#### Exercise material:
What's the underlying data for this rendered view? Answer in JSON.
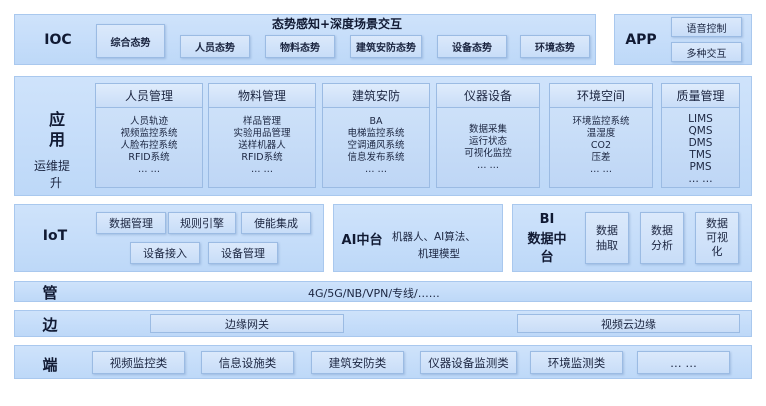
{
  "ioc": {
    "label": "IOC",
    "title": "态势感知+深度场景交互",
    "overview": "综合态势",
    "items": [
      "人员态势",
      "物料态势",
      "建筑安防态势",
      "设备态势",
      "环境态势"
    ]
  },
  "app": {
    "label": "APP",
    "items": [
      "语音控制",
      "多种交互"
    ]
  },
  "application": {
    "label_main_1": "应",
    "label_main_2": "用",
    "label_sub_1": "运维提",
    "label_sub_2": "升",
    "columns": [
      {
        "title": "人员管理",
        "lines": [
          "人员轨迹",
          "视频监控系统",
          "人脸布控系统",
          "RFID系统",
          "… …"
        ]
      },
      {
        "title": "物料管理",
        "lines": [
          "样品管理",
          "实验用品管理",
          "送样机器人",
          "RFID系统",
          "… …"
        ]
      },
      {
        "title": "建筑安防",
        "lines": [
          "BA",
          "电梯监控系统",
          "空调通风系统",
          "信息发布系统",
          "… …"
        ]
      },
      {
        "title": "仪器设备",
        "lines": [
          "数据采集",
          "运行状态",
          "可视化监控",
          "… …"
        ]
      },
      {
        "title": "环境空间",
        "lines": [
          "环境监控系统",
          "温湿度",
          "CO2",
          "压差",
          "… …"
        ]
      },
      {
        "title": "质量管理",
        "lines": [
          "LIMS",
          "QMS",
          "DMS",
          "TMS",
          "PMS",
          "… …"
        ]
      }
    ]
  },
  "iot": {
    "label": "IoT",
    "items": [
      "数据管理",
      "规则引擎",
      "使能集成",
      "设备接入",
      "设备管理"
    ]
  },
  "ai": {
    "label": "AI中台",
    "desc_1": "机器人、AI算法、",
    "desc_2": "机理模型"
  },
  "bi": {
    "label_1": "BI",
    "label_2": "数据中",
    "label_3": "台",
    "items": [
      {
        "l1": "数据",
        "l2": "抽取"
      },
      {
        "l1": "数据",
        "l2": "分析"
      },
      {
        "l1": "数据",
        "l2": "可视",
        "l3": "化"
      }
    ]
  },
  "guan": {
    "label": "管",
    "network": "4G/5G/NB/VPN/专线/……"
  },
  "bian": {
    "label": "边",
    "items": [
      "边缘网关",
      "视频云边缘"
    ]
  },
  "duan": {
    "label": "端",
    "items": [
      "视频监控类",
      "信息设施类",
      "建筑安防类",
      "仪器设备监测类",
      "环境监测类",
      "… …"
    ]
  },
  "colors": {
    "panel": "#c6ddf9",
    "box": "#d3e5fb",
    "border": "#9bbbe3",
    "text": "#1b2540"
  }
}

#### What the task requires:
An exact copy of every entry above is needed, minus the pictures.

#### Task response:
What's the underlying data for this rendered view? Answer in JSON.
{
  "ioc": {
    "label": "IOC",
    "title": "态势感知+深度场景交互",
    "overview": "综合态势",
    "items": [
      "人员态势",
      "物料态势",
      "建筑安防态势",
      "设备态势",
      "环境态势"
    ]
  },
  "app": {
    "label": "APP",
    "items": [
      "语音控制",
      "多种交互"
    ]
  },
  "application": {
    "label_main_1": "应",
    "label_main_2": "用",
    "label_sub_1": "运维提",
    "label_sub_2": "升",
    "columns": [
      {
        "title": "人员管理",
        "lines": [
          "人员轨迹",
          "视频监控系统",
          "人脸布控系统",
          "RFID系统",
          "… …"
        ]
      },
      {
        "title": "物料管理",
        "lines": [
          "样品管理",
          "实验用品管理",
          "送样机器人",
          "RFID系统",
          "… …"
        ]
      },
      {
        "title": "建筑安防",
        "lines": [
          "BA",
          "电梯监控系统",
          "空调通风系统",
          "信息发布系统",
          "… …"
        ]
      },
      {
        "title": "仪器设备",
        "lines": [
          "数据采集",
          "运行状态",
          "可视化监控",
          "… …"
        ]
      },
      {
        "title": "环境空间",
        "lines": [
          "环境监控系统",
          "温湿度",
          "CO2",
          "压差",
          "… …"
        ]
      },
      {
        "title": "质量管理",
        "lines": [
          "LIMS",
          "QMS",
          "DMS",
          "TMS",
          "PMS",
          "… …"
        ]
      }
    ]
  },
  "iot": {
    "label": "IoT",
    "items": [
      "数据管理",
      "规则引擎",
      "使能集成",
      "设备接入",
      "设备管理"
    ]
  },
  "ai": {
    "label": "AI中台",
    "desc_1": "机器人、AI算法、",
    "desc_2": "机理模型"
  },
  "bi": {
    "label_1": "BI",
    "label_2": "数据中",
    "label_3": "台",
    "items": [
      {
        "l1": "数据",
        "l2": "抽取"
      },
      {
        "l1": "数据",
        "l2": "分析"
      },
      {
        "l1": "数据",
        "l2": "可视",
        "l3": "化"
      }
    ]
  },
  "guan": {
    "label": "管",
    "network": "4G/5G/NB/VPN/专线/……"
  },
  "bian": {
    "label": "边",
    "items": [
      "边缘网关",
      "视频云边缘"
    ]
  },
  "duan": {
    "label": "端",
    "items": [
      "视频监控类",
      "信息设施类",
      "建筑安防类",
      "仪器设备监测类",
      "环境监测类",
      "… …"
    ]
  },
  "colors": {
    "panel": "#c6ddf9",
    "box": "#d3e5fb",
    "border": "#9bbbe3",
    "text": "#1b2540"
  }
}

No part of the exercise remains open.